A Key Performance Indicator (KPI) is a numeric value that indicates whether your team/company is reaching its targets. KPIs are used by teams and leaders to evaluate the performance of business processes and individuals.
Monitoring KPIs helps you to evaluate your organization’s performance and make data-driven decisions to grow faster.
WHAT IS A KPI?
KPIs are also known as performance metrics, performance ratios or business indicators. Read more on Wikipedia or Investopedia.
Examples of KPIs:
TYPES OF KPIs
Depending on your organization’s goals and objectives, you can track various Key Performance Indicators.
Selecting the right KPIs right at the beginning is crucial for getting actionable and helpful information about your company’s performance. Each business department measures different KPIs because they all have different tasks and goals.

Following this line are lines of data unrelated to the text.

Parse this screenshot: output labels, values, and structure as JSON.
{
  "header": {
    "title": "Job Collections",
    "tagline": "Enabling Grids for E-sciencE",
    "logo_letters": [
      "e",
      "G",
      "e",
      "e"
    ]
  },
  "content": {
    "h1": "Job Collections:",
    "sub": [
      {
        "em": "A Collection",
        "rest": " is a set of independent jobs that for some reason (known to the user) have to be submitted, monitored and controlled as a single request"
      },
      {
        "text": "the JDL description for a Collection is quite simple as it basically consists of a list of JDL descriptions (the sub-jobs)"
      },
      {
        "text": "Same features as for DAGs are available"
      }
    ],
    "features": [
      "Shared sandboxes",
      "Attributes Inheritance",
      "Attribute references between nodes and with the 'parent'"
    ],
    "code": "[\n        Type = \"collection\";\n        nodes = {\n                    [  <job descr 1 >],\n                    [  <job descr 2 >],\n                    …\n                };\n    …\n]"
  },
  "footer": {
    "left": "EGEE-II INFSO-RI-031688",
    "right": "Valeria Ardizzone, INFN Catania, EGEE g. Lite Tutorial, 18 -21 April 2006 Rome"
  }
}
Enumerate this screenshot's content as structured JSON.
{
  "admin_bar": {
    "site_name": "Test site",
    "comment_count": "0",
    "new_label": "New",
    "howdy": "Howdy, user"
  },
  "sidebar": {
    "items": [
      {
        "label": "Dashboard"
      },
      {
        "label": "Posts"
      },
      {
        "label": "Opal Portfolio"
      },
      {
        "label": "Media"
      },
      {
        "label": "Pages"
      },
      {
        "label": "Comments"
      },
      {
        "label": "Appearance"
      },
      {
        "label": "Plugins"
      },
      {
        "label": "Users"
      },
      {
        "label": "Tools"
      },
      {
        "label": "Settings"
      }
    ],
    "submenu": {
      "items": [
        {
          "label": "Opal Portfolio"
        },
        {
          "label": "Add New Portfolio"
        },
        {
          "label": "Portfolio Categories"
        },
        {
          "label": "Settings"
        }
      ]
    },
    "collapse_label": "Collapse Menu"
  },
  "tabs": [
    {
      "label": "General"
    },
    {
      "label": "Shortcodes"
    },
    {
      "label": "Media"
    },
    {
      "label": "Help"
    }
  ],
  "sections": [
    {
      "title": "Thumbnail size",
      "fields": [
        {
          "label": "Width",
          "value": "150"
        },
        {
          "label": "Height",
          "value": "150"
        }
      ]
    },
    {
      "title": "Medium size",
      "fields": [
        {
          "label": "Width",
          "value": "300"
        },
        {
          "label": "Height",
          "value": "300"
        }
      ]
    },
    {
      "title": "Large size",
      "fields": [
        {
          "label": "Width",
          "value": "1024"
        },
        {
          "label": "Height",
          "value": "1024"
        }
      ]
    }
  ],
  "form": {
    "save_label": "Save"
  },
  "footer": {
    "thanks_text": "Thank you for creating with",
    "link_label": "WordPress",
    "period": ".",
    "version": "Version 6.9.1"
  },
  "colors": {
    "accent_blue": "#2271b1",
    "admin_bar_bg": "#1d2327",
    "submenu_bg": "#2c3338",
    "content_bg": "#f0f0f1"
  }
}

There are five main types of KPIs:
Project Management KPIs
Business KPIs help to measure the achievement of long-term business goals. By tracking business metrics, companies are able to navigate between important business processes and identify the areas of slow growth.
Examples of popular business KPIs:
Revenue Growth Rate
Relative Market Share
Return on Equity
Financial KPIs are usually monitored by an organization’s leadership and the financial department. Financial metrics indicate how well a company is doing in terms of generating revenue and profits.
Examples of financial KPIs:
Sales KPIs are measurable values used by the sales team to monitor the achievement of their key objectives and goals. Sales metrics help to keep track of month-over-month results and attain sustainable sales growth.
Popular sales KPIs:
Monthly New Leads/Sales
Lead-to-Customer Conversion Rate
Cost per Acquisition
Sales Qualified Leads (SQL)
Customer Lifetime Value (LTV)
Marketing KPIs help marketing teams to monitor their success across all marketing channels. A quick overview of marketing metrics shows how well the marketing team’s doing in terms of acquiring new leads.
Examples of marketing KPIs:
PROJECT MANAGEMENT KPIs
Project management KPIs are used by project managers to monitor project progress and the attainment of goals. Organizations use project metrics to identify successful projects and meet important deadlines.
Popular Project management KPIs:
Planned Value (PV)
Actual Cost (AC)
Earned Value (EV)
Cost Variance (CV)
Schedule Variance (SV)
HIGH-LEVEL VS. LOW-LEVEL KPIs
High-level KPIs demonstrate the company’s overall performance.
Examples of high-level KPIs include
Single individuals have no impact on these performance indicators as they’re the result of teamwork across multiple departments.
Low-level KPIs indicate the performance of specific departments or individuals. Low-level business metrics are tied to people’s day-to-day work and more actionable.
HOW TO USE KPIs?
KPIs can be used to monitor your company’s performance across all departments. As a result, business leaders and teams can make informed and goal-oriented decisions, acting on actual data instead of gut feeling.
Here are the five essential questions everyone should answer before creating a KPI map:
What are my desired business results (goals)?
How can the KPI values be improved by taking action?
Do we have all the relevant data needed to monitor the KPIs?
Who is going to use the KPI report and what do they need to know (ie. which KPIs and metrics should be included)?
How to visualize specific KPIs (graphs, metrics, diagrams, etc.)?
To choose the right KPIs, you need to define your business goals. Each KPI you track should be measurable and tied to the achievement of specific goals.
It is better to focus on a few key metrics instead of many irrelevant ones. Only monitor the Key Performance Indicators that are relevant to your organization.
Ensure that every single one of your business metrics meets the SMART criteria:
SMART KPIs are:
Understand that Key Performance Indicators are different for each industry, growth stage, and project phase.
Follow the industry standards only if the match with your goals and objectives. Also, remember that the metrics you measure will change as your company grows and scales. Use the examples mentioned above to identify the right KPIs for your business and team. Leading a successful business is easier when you use KPIs that provide a graphical overview of where you stand. You’ll get insight into historical trends, current progress, and problem areas; and can use this information to maintain sustainable growth.